Poll: Buy a wah pedal?
Poll Options
View poll results: Buy a wah pedal?
Yes
3 75%
No, become a better soloist first
1 25%
Voters: 4.
#1
Ive been playing guitar for over a year now (internet lessons only) and i can make somewhat decent improv solos. Theyre still very basic pentatonic ones, however.

Ive thought about getting a wah pedal to add a little something to my solos. But my question is that if i were to get a wah pedal, would that make me sloppy and uncreative? Should i develop my solo technique better before i get a wah?
Country music sucks
#2
There really is no reason that buying a wah will make you a worse player at all, plenty of super precise players use wah all the time; Guthrie Govan, John Petrucci, Steve Vai; all big wah users.

Personally I'm of the opinion that if it's a sound you like you should get one sooner rather than later; I've never owned one myself so whenever someone has one and I get the chance to play, I actually have no idea what to do with it.  Just like everything else with the instrument, it's a skill you need to practice if that's a sound you want to make.
R.I.P. My Signature. Lost to us in the great Signature Massacre of 2014.

Quote by Master Foo
“A man who mistakes secrets for knowledge is like a man who, seeking light, hugs a candle so closely that he smothers it and burns his hand.”


Album.
Legion.
#3
As long as you practice your technique with the wah pedal off, I don't see how using it would make you a sloppy player.

Whenever you are practicing technique, it makes sense to turn all of your effects off. You want your tone to be as dry as possible so that you hear everything as clearly as possible. Practicing with distortion is fine, though, because that will improve your muting technique (completely clean tone will be more forgiving in that regard and doesn't really require so good muting technique, but using clean tone is good for learning to use dynamics and developing an even tone, so I would suggest alternating between clean and distorted tones when you are practicing).

I think the main point is understanding the difference between playing the guitar and practicing. Practicing is focusing on the finer details in your playing and improving them or learning something new, and playing is just playing songs that you already know, noodling around, stuff like that. When you are practicing, you want a dry tone. When you are playing, use whatever effects you need. Then again, using effects is also a skill that you may want to practice. But that's really the only time you should use effects when you are practicing.

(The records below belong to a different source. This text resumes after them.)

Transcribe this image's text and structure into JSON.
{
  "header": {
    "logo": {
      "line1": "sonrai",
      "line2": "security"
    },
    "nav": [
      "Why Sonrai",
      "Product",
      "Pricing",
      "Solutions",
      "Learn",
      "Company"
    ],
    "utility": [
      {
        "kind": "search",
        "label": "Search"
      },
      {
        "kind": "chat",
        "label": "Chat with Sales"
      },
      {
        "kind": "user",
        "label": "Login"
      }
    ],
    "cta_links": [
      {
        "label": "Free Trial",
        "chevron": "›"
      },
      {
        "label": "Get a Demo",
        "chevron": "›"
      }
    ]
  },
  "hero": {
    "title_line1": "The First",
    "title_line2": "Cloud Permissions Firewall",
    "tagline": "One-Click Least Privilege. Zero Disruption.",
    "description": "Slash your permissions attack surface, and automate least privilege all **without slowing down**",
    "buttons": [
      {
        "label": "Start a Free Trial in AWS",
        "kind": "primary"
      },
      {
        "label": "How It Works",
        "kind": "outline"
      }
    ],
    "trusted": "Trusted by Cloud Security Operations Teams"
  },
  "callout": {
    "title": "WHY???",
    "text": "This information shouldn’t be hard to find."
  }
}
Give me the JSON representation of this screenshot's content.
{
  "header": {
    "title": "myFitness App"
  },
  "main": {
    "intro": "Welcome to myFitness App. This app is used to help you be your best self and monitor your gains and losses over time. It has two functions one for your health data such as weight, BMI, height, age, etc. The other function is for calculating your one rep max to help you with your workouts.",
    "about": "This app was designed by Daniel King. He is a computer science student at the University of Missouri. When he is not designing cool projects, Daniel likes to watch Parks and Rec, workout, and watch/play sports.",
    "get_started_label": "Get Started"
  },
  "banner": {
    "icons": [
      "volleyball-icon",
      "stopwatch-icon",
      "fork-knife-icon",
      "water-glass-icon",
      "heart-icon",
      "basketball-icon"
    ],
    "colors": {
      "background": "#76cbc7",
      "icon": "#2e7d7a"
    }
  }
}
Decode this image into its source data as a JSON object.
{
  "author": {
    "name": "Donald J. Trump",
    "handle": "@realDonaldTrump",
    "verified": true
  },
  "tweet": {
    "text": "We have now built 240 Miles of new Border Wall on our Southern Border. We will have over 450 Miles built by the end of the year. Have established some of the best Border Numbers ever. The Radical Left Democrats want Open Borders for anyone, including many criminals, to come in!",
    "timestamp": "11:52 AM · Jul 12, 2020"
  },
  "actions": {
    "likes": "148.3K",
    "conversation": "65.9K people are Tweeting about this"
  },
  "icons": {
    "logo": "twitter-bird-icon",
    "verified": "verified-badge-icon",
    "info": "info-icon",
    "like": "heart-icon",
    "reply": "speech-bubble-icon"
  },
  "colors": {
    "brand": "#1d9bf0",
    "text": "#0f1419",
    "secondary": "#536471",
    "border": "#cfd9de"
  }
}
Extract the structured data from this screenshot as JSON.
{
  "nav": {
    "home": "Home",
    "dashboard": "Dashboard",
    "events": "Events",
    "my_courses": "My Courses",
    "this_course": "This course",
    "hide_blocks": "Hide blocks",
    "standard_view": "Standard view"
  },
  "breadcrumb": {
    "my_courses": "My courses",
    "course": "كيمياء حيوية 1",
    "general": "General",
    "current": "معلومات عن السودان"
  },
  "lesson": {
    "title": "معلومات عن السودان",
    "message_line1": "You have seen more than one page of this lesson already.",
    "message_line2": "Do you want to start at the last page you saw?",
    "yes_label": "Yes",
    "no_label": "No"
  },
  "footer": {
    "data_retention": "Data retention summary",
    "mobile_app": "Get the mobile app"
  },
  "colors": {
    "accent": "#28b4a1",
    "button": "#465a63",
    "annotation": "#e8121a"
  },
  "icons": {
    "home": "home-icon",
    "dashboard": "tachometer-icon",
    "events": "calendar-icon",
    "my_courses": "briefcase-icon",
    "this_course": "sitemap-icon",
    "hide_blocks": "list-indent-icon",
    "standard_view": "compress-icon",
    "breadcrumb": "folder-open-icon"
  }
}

So if you want to buy a wah pedal, just get one, but don't use it all the time. And as I said, I would not suggest using it when you are practicing, unless you want to practice how to use the wah pedal effectively. If you are practicing improvisation, I think you should first and foremost focus on your note choice, rhythm, phrasing and dynamics. Sure, if you want to incorporate certain effects into your soloing, you should use them every now and then. But I would say it's more important to focus on the things that I mentioned. Pedals should not become a thing that you resort to because your improvisation would sound boring otherwise. You should use pedals because you want to achieve a certain tone.

When you are practicing, you should have some kind of a goal in mind. What exactly are you practicing? What are you trying to achieve? Is there something that you are not happy about in your solo? These are questions that you should be asking from yourself. So when you are practicing improvisation you may want to focus on certain things. And if the things that you are focusing on don't require using wah pedal, I would suggest not using the wah pedal. But if the thing that you are focusing on is about using the wah pedal, then of course use the wah pedal. Remember that there is a difference between improvising and practicing improvisation. When you just improvise, you just play whatever you like. When you practice improvisation, you may want to focus on a certain area - for example you may want to focus on rhythm, dynamics, emphasizing certain chord tones, playing around with a certain technique (for example slides, bends, vibrato) and learning to use it creatively in a solo, etc.
Quote by AlanHB
Just remember that there are no boring scales, just boring players.

Gear

Bach Stradivarius 37G
Charvel So Cal
Fender Dimension Bass
Hartke HyDrive 210c
Ibanez BL70
Laney VC30
Tokai TB48
Yamaha FG720S-12
Yamaha P115
#5
If anything, a wah pedal will expand your possibilities and maybe inspire to play something cool. Definitely try one, you shall.